Recently, there has been some degree of speculation in the blogosphere as well as the mainstream press about the future of Skype, given eBay’s disappointing profits in 2008. The Industry Standard went so far as to predict that Google will acquire Skype by August 31, 2009.
Whether or not there is any truth to the rumor – and this Skype for sale rumor has come and gone several times before - it does present us with a good opportunity to focus on Skype as a company.
The 2005 acquisition of Skype, founded in 2003 by Niklas Zennström and Janus Friis, by eBay for $2.6 billion was somewhat of a mismatch, yet it allowed Skype to flourish and innovate largely unimpeded. Today, Skype needs to continue to build its business and grow on the successes of last year but eBay may not be in a position to support that model going forward. Indeed, eBay needs to get its own house in order and improve its financial picture.

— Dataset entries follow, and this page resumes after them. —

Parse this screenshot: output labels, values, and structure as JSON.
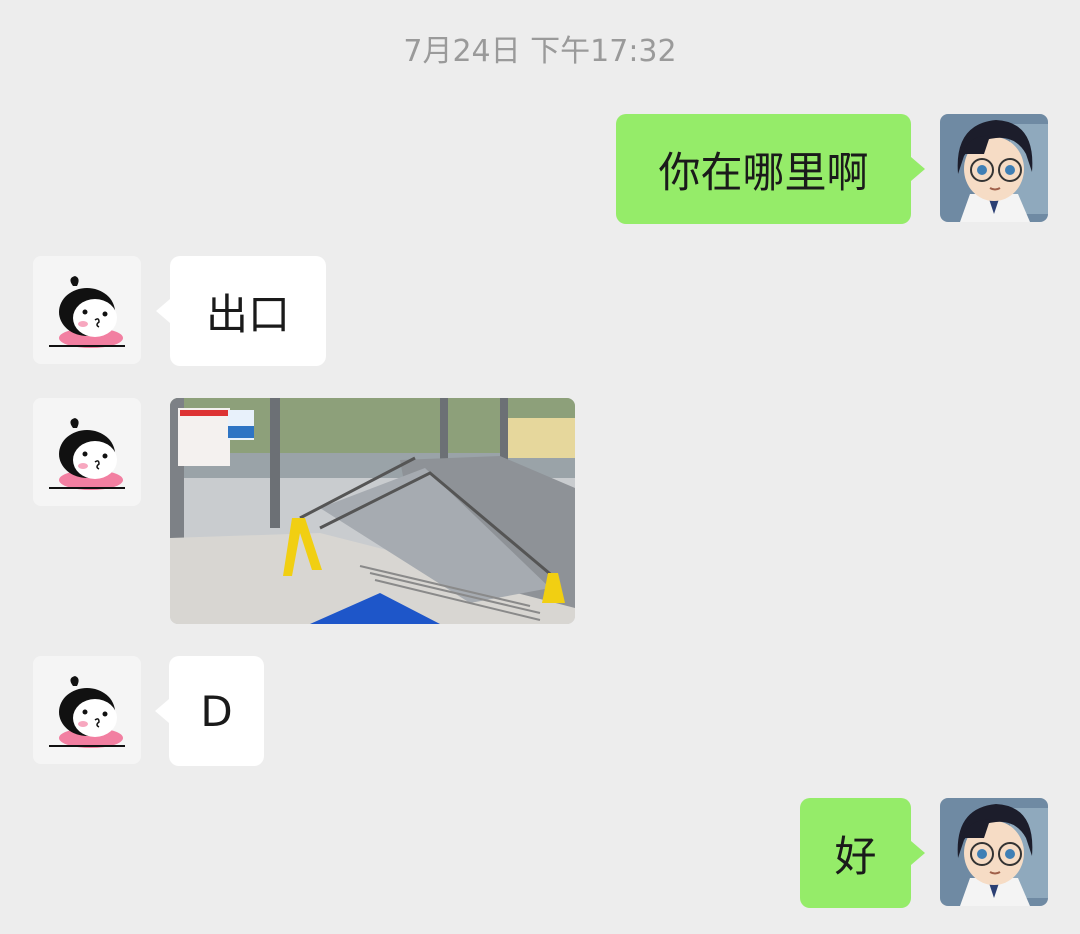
{
  "chat": {
    "timestamp": "7月24日 下午17:32",
    "messages": [
      {
        "sender": "me",
        "type": "text",
        "text": "你在哪里啊"
      },
      {
        "sender": "other",
        "type": "text",
        "text": "出口"
      },
      {
        "sender": "other",
        "type": "image",
        "image_description": "subway exit escalator with yellow caution signs"
      },
      {
        "sender": "other",
        "type": "text",
        "text": "D"
      },
      {
        "sender": "me",
        "type": "text",
        "text": "好"
      }
    ]
  },
  "colors": {
    "background": "#ededed",
    "outgoing_bubble": "#95ec69",
    "incoming_bubble": "#ffffff",
    "timestamp_text": "#9a9a9a"
  },
  "icons": {
    "me_avatar": "anime-boy-glasses-avatar-icon",
    "other_avatar": "cartoon-girl-avatar-icon"
  }
}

As I wrote in my 2005 analysis of eBay’s acquisition of Skype, the purchase of Skype served notice to the telecommunications industry that voice was merely another service to be delivered in a data setting, and that the market for voice calling, as we know it today, was simply fading away.

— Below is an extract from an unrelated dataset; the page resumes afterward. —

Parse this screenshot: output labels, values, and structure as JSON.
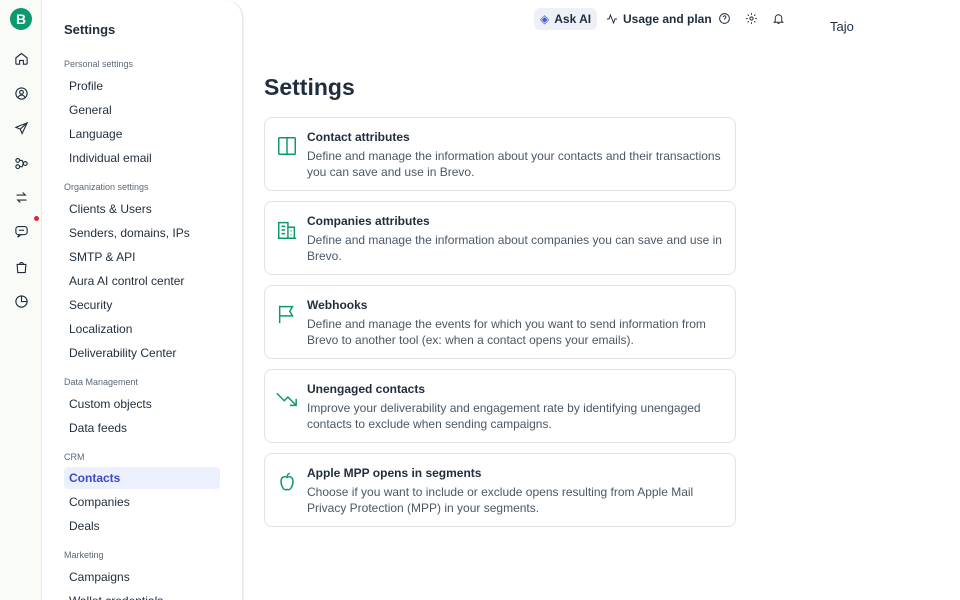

EBay’s acquisition of Skype made little sense at the time (the company attempted to justify the acquisition by promising to use the service to connect buyers and sellers and it did indeed add Skype functionality to auction pages). Today it makes even less sense for eBay to continue to hold onto the company and management might as well cash in if they find a willing buyer.

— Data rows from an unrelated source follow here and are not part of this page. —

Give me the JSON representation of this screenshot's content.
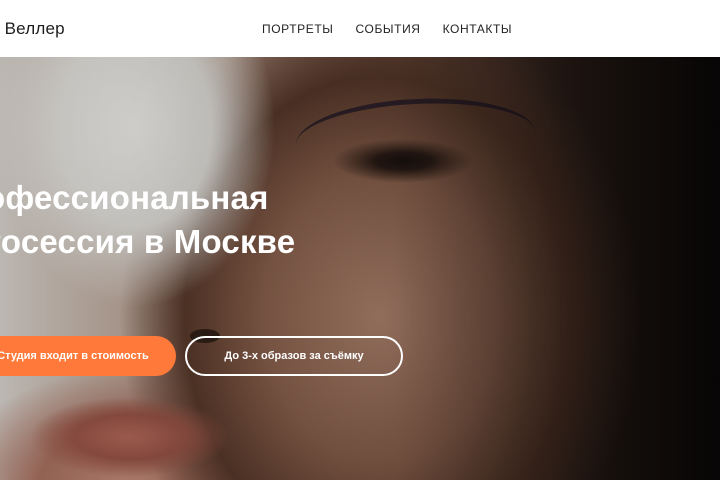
{
  "header": {
    "brand": "а Веллер",
    "nav": [
      {
        "label": "ПОРТРЕТЫ"
      },
      {
        "label": "СОБЫТИЯ"
      },
      {
        "label": "КОНТАКТЫ"
      }
    ]
  },
  "hero": {
    "headline_line1": "офессиональная",
    "headline_line2": "тосессия в Москве",
    "buttons": {
      "primary": "Студия входит в стоимость",
      "secondary": "До 3-х образов за съёмку"
    }
  },
  "colors": {
    "accent": "#ff7a3a",
    "header_bg": "#ffffff",
    "text_dark": "#222222",
    "text_light": "#ffffff"
  }
}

Meanwhile, Skype has become a global telecommunications giant, with 405 million users worldwide (a 47% increase from 2007). In 2008, Skype accounted for 8% of the world’s international calling minutes. Surprisingly, or perhaps not, 30% of Skype usage is for business purposes. 25% of Skype-to-Skype calls use video. And in Q4 2008, Skype experienced a 61% increase in SkypeOut calls (a total of 2.6 billion minutes).
A new parent might be able to find new synergy with the company, which could be used to expand Skype’s current largely consumer base into the small- and medium-sized business market and beyond.
The fact that Skype has continued to grow as an entity despite the mismatch with eBay is a testament to the potential this market has.
EBay purchased Skype in 2005 because it could. Google, the News Corporation, Microsoft, and Yahoo were all said to have had an interest in acquiring the company but eBay was willing to put up the most cash and, because of the differences in business models, was also willing to leave the company alone to continue to innovate (unlike the course of action that Google or Microsoft may have followed).
In theory, potential acquirers could include Verizon or AT&T, a move that would give one of these traditional telephony companies a gigantic push into 21st century consumer communications. Microsoft or IBM might also be interested, the latter less so given the consumer nature of the business. Cisco is yet another contender: they certainly have the cash and Skype’s core functionality aligns nicely with what Cisco is doing in multiple areas but Cisco may simply not be that interested in what is perceived largely as a consumer offering. We can surely rule out Yahoo, which continues to be on Microsoft’s acquisition radar, and while Google has progressed with its own technology a land grab still might work for them and they have the cash to make the purchase.
Regardless of what transpires, I suspect that we will be hearing a lot more from Skype in the not-to-distant future.
Jonathan B. Spira is CEO and Chief Analyst at Basex.